__Source data__.
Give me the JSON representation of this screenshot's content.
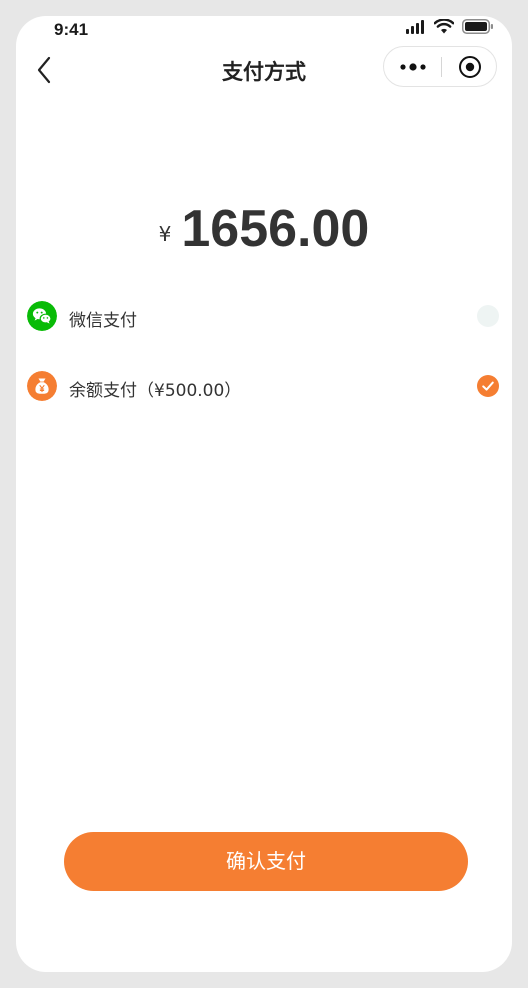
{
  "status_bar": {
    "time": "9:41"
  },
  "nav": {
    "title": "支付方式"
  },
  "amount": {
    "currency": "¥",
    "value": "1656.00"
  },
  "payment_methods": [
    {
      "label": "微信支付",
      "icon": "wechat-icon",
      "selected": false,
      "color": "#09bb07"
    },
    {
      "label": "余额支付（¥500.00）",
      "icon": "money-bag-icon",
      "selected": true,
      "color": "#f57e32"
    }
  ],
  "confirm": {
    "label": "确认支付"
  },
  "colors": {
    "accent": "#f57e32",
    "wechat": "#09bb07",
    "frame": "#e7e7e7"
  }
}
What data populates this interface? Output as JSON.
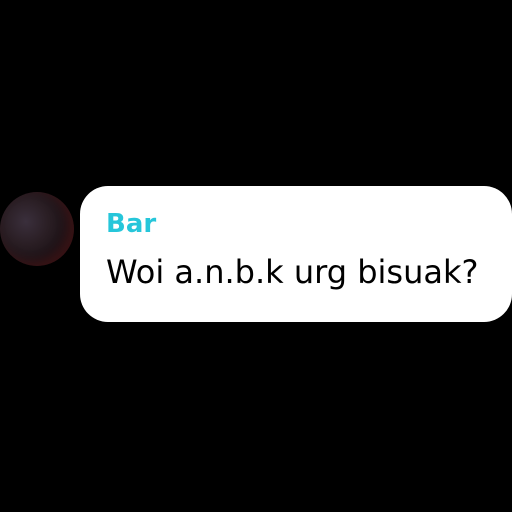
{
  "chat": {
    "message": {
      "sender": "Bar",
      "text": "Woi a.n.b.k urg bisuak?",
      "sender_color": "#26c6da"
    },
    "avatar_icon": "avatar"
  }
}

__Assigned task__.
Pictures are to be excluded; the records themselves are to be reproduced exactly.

__Result below__.
Give me the JSON representation of this screenshot's content.
{
  "status_bar": {
    "time": "9:41"
  },
  "nav": {
    "title": "支付方式"
  },
  "amount": {
    "currency": "¥",
    "value": "1656.00"
  },
  "payment_methods": [
    {
      "label": "微信支付",
      "icon": "wechat-icon",
      "selected": false,
      "color": "#09bb07"
    },
    {
      "label": "余额支付（¥500.00）",
      "icon": "money-bag-icon",
      "selected": true,
      "color": "#f57e32"
    }
  ],
  "confirm": {
    "label": "确认支付"
  },
  "colors": {
    "accent": "#f57e32",
    "wechat": "#09bb07",
    "frame": "#e7e7e7"
  }
}
What data populates this interface? Output as JSON.
{
  "chat": {
    "message": {
      "sender": "Bar",
      "text": "Woi a.n.b.k urg bisuak?",
      "sender_color": "#26c6da"
    },
    "avatar_icon": "avatar"
  }
}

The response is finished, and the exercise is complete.